◆ TASK DETAILS ◆
Return, from the listing that follows, each line containing the word "Repset".

◆ SUPPLIED MATERIAL ◆
Segment Open
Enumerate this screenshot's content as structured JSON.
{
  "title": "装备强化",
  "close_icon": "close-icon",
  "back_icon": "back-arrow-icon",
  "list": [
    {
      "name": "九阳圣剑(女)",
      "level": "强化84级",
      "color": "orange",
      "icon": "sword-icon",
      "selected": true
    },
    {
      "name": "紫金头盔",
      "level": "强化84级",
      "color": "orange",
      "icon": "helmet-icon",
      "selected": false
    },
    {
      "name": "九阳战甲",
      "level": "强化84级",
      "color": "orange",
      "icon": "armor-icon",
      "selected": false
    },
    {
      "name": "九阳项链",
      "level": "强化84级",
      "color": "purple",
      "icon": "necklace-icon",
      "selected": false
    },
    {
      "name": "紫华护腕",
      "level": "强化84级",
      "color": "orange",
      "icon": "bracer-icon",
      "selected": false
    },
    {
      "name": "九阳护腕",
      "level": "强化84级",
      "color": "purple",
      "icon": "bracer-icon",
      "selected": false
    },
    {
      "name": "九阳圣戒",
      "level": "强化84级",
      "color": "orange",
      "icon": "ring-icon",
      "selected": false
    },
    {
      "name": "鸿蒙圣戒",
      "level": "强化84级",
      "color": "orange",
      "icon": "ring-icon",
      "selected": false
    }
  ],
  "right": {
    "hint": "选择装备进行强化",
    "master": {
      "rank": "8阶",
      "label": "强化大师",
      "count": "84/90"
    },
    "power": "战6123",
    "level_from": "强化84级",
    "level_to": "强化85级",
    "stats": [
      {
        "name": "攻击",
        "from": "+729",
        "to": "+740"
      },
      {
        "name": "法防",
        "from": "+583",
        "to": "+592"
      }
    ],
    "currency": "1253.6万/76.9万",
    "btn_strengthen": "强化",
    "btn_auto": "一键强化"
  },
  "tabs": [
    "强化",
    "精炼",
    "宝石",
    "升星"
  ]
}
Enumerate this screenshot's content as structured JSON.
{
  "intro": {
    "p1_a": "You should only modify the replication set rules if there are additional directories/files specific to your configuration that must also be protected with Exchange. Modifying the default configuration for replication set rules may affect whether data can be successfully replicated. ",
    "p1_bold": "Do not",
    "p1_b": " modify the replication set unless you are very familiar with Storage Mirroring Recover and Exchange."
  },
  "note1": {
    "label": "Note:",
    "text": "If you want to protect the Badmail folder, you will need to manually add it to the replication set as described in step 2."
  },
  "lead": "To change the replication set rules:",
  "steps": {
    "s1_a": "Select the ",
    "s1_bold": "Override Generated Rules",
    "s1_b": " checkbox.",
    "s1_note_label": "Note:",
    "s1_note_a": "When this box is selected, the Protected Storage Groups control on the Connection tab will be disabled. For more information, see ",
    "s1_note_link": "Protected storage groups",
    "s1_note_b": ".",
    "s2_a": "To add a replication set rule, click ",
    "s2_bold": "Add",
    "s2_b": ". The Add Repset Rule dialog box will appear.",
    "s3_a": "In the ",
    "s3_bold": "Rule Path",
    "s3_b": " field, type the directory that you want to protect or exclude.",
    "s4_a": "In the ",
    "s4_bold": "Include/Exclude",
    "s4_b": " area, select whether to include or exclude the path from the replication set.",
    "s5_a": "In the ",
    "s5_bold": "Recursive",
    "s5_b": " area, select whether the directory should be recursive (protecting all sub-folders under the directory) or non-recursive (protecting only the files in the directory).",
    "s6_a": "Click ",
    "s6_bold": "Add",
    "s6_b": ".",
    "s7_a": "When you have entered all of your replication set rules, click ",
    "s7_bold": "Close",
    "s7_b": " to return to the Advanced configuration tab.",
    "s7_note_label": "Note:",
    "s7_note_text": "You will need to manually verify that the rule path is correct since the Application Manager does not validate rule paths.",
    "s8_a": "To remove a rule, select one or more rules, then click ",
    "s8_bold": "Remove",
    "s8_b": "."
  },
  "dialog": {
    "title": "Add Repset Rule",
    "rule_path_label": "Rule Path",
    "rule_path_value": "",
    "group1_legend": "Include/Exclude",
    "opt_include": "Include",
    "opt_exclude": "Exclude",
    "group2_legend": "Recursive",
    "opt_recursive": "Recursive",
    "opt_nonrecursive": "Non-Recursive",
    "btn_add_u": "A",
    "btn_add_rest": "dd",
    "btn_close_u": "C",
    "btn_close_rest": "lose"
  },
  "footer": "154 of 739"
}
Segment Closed
◆ SOLUTION FOR THIS EXERCISE ◆
    "s2_b": ". The Add Repset Rule dialog box will appear.",
    "title": "Add Repset Rule",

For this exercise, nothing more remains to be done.